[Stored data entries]
+--

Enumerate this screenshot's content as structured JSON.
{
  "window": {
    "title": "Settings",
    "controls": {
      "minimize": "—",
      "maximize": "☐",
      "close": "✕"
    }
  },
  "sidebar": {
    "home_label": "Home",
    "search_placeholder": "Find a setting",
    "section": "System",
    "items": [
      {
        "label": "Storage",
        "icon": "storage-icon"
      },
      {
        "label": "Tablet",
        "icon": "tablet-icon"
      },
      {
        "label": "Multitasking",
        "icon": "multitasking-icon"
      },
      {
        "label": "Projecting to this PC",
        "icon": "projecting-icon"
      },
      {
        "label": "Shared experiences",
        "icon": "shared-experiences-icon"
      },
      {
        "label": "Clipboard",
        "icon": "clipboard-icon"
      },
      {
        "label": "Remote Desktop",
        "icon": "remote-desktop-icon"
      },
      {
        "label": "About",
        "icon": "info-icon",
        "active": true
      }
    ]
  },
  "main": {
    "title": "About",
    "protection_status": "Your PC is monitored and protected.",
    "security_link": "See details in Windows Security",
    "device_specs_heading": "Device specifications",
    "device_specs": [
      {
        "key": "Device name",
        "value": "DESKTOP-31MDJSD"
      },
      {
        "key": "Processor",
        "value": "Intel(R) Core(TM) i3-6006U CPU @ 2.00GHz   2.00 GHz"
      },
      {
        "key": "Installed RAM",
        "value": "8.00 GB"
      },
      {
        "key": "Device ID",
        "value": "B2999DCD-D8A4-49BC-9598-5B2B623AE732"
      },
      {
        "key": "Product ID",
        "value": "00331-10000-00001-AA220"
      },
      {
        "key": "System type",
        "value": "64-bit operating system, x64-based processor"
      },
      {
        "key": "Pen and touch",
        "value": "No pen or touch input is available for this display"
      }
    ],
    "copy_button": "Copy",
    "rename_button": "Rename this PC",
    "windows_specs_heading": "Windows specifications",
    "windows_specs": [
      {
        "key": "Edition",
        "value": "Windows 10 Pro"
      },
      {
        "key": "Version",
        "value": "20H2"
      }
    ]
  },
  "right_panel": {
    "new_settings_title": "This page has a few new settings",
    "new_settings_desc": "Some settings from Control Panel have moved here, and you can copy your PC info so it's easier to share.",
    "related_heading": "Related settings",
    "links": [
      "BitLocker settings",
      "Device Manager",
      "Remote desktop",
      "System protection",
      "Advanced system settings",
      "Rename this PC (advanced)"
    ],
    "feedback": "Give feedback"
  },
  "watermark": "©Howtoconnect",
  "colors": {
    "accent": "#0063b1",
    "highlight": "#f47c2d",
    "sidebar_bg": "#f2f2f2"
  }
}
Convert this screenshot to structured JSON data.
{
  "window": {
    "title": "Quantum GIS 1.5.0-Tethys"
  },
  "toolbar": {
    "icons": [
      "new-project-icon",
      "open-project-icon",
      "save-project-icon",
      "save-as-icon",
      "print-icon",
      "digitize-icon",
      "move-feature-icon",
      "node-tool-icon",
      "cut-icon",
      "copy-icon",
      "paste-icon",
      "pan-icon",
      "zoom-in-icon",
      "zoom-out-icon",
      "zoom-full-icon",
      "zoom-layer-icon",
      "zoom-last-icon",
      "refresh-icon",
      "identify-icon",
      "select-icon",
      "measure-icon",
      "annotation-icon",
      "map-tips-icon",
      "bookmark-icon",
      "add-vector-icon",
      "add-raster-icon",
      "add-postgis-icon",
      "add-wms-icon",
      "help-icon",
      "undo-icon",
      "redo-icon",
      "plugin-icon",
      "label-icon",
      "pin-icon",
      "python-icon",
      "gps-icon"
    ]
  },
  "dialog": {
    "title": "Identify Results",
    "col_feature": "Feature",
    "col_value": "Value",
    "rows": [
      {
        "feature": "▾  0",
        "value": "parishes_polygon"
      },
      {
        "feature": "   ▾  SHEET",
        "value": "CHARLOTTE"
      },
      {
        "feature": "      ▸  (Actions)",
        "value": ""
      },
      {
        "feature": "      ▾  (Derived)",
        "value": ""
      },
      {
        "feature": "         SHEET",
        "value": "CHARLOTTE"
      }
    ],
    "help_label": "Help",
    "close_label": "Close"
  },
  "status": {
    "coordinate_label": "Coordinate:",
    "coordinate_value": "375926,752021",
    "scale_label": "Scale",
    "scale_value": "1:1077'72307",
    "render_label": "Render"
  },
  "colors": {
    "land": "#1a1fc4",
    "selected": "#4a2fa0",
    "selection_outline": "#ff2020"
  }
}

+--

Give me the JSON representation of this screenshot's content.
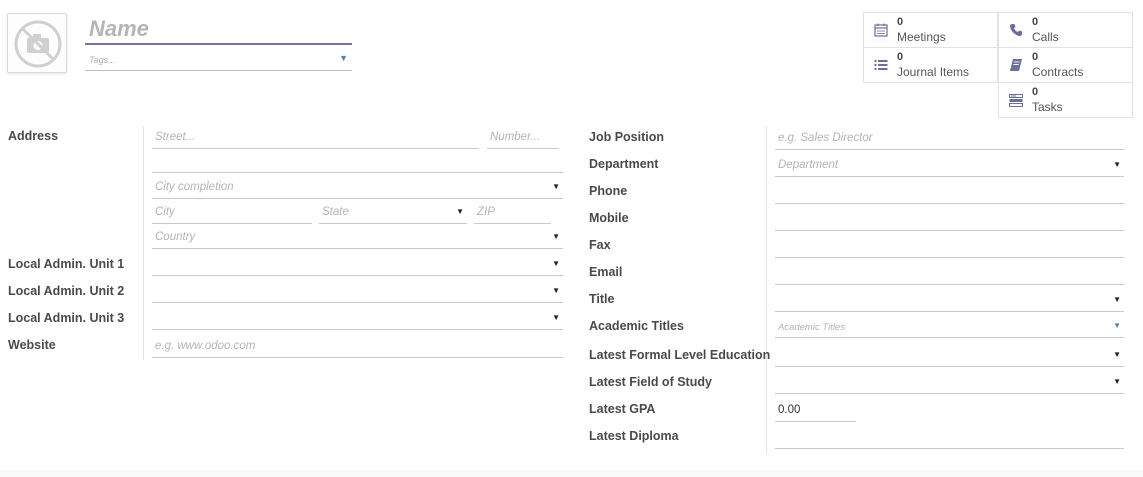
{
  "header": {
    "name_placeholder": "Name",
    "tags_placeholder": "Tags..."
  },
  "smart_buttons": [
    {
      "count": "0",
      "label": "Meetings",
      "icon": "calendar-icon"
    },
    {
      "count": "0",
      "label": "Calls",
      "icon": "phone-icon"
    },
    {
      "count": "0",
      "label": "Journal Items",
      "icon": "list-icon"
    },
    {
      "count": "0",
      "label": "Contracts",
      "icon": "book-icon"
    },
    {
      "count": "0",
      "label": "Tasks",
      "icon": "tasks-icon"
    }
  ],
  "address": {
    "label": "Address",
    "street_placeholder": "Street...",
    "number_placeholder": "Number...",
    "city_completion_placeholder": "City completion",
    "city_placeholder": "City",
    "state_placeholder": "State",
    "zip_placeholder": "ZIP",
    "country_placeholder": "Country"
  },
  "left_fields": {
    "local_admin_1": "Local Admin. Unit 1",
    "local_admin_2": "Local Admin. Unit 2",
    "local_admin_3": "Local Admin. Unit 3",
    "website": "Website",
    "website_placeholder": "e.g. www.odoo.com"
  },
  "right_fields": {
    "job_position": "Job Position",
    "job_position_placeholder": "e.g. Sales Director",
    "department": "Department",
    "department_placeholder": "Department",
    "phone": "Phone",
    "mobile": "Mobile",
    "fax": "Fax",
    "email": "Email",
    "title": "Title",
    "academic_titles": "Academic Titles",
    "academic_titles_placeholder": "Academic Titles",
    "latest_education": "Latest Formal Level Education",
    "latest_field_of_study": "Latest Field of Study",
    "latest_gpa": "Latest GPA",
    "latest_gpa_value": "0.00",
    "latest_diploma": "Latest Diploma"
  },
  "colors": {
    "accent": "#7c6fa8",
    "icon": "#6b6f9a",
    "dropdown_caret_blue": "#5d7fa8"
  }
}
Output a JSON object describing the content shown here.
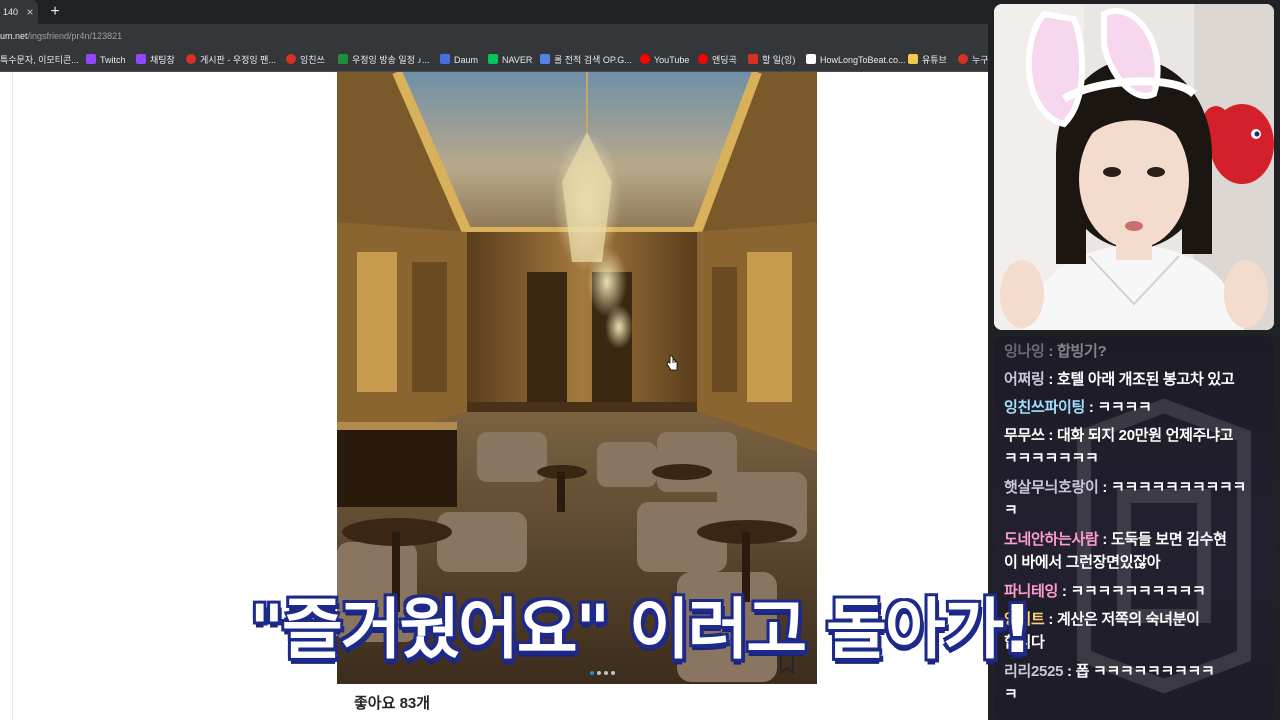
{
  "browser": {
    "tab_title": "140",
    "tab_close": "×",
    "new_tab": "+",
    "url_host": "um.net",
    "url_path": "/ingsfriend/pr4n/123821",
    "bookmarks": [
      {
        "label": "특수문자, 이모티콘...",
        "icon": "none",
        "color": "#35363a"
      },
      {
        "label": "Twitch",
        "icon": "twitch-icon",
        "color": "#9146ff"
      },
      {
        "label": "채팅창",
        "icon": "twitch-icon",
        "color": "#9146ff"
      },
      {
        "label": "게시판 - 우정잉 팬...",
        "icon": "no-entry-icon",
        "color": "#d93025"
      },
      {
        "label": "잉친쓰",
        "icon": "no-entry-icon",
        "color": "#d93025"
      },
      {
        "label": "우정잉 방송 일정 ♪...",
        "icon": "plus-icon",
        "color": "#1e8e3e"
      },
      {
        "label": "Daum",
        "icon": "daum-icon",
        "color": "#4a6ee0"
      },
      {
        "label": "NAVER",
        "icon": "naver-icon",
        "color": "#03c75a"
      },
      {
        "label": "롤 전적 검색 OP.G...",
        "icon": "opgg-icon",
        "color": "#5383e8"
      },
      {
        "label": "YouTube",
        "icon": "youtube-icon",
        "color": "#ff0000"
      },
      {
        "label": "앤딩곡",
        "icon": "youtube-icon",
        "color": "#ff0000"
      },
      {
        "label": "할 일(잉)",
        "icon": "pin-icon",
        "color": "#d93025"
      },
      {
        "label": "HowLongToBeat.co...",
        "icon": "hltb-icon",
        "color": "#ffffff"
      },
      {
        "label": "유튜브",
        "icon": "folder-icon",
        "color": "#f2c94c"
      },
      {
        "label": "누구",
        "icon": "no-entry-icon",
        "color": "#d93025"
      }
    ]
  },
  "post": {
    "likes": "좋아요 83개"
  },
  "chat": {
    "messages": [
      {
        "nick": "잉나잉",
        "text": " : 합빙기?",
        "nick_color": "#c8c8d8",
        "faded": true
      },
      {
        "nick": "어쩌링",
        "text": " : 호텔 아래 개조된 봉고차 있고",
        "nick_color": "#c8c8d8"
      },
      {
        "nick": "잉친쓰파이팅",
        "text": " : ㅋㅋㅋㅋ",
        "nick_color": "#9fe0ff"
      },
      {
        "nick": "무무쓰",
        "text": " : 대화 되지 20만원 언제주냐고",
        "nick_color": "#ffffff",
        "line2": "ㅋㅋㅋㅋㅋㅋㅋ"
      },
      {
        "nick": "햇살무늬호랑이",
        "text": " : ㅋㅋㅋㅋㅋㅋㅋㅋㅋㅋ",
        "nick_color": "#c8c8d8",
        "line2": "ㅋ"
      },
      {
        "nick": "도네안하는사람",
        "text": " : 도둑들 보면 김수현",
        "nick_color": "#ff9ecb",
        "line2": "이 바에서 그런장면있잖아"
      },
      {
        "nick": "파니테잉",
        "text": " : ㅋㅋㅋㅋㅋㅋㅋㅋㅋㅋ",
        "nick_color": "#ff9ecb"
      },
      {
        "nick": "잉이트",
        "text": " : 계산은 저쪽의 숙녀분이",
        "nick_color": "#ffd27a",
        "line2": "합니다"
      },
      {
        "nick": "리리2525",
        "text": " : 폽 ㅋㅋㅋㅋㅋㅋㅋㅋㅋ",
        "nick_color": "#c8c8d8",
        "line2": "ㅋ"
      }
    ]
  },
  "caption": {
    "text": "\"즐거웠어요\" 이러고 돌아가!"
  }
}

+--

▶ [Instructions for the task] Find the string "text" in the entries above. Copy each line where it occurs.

▶ [Answer to this exercise]
        "text": " : 합빙기?",
        "text": " : 호텔 아래 개조된 봉고차 있고",
        "text": " : ㅋㅋㅋㅋ",
        "text": " : 대화 되지 20만원 언제주냐고",
        "text": " : ㅋㅋㅋㅋㅋㅋㅋㅋㅋㅋ",
        "text": " : 도둑들 보면 김수현",
        "text": " : ㅋㅋㅋㅋㅋㅋㅋㅋㅋㅋ",
        "text": " : 계산은 저쪽의 숙녀분이",
        "text": " : 폽 ㅋㅋㅋㅋㅋㅋㅋㅋㅋ",
    "text": "\"즐거웠어요\" 이러고 돌아가!"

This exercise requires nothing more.